Sometimes, I read all the threads on this forum, and I can't but help get the impression that this isn't so much a photography forum, as it is a gadget geeks paradise. Even in the photo galleries section, genuine criticism is rare, and more often than not, its found amongst a myriad of "nice shot" , "great picture" and my perennial favourite... "nose bleed".
Anyway, enough of a rant. I thought it would be a good idea to start a discussion on one of the more popular genres here, that is portraiture. So anyone who has comments, on what they think makes a good portrait, or do's and don't for portraits, or favourite poses, or some technical tips for studio or outdoor shoots etc etc etc, please come in.
If you can illustrate something with a picture, that will be even better. It's trite, but a picture does speak a thousand words.
So, to get the ball rolling, these are the things I have learnt in my short time studying this subject.
1. Watch your DOF with large aperture lenses. Its always a big temptation to open up. I remember first time a tried a 1.2, I shot permanently at 1.2. But a lot of pictures had one eye in focus, and one eye out of focus.
2. Before you even think about composition, get your exposure right. Whilst exposure can easily be corrected, its so much better to get it right in camera. What i used to do, was take a shot, and fiddle all over the place with exposure i.e adjust aperture, shutter and ISO. bracket up, bracket down. Since shooting with some of the pros here, i finally stumbled on a more efficient technique. What I do is to find the ballpark exposure for a certain picture. Say F4, 1/100th. Ill then shoot one at 1/50th, and then increase shutter speed and shoot at intervals 1/25th of a second (or thereabouts). The advantage of going from slow to fast, is it just involves turning the control knob in one direction, rather than up and down etc. That way, ill get maybe 4 or 5 shots for one pose, but ill be pretty sure to have nailed one good exposure.
3. Composition. For me, the big mistake i used to make was too much head room. This stemmed from using the centre AF point and using that to focus on the eyes. So now, I use a corner AF point, and make sure to compose the shot carefully before shooting so there isnt much headroom.

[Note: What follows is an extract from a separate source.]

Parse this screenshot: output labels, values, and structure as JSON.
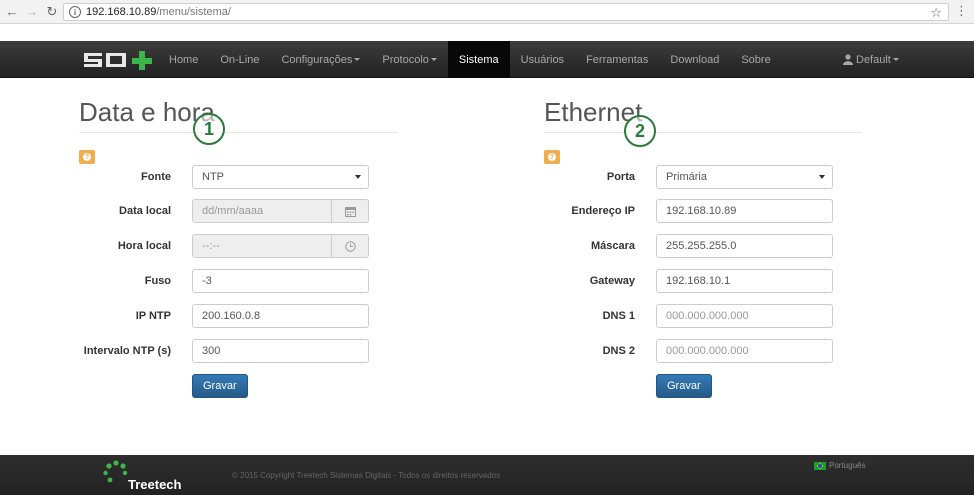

more to come, thats all i can think of off the top of my head.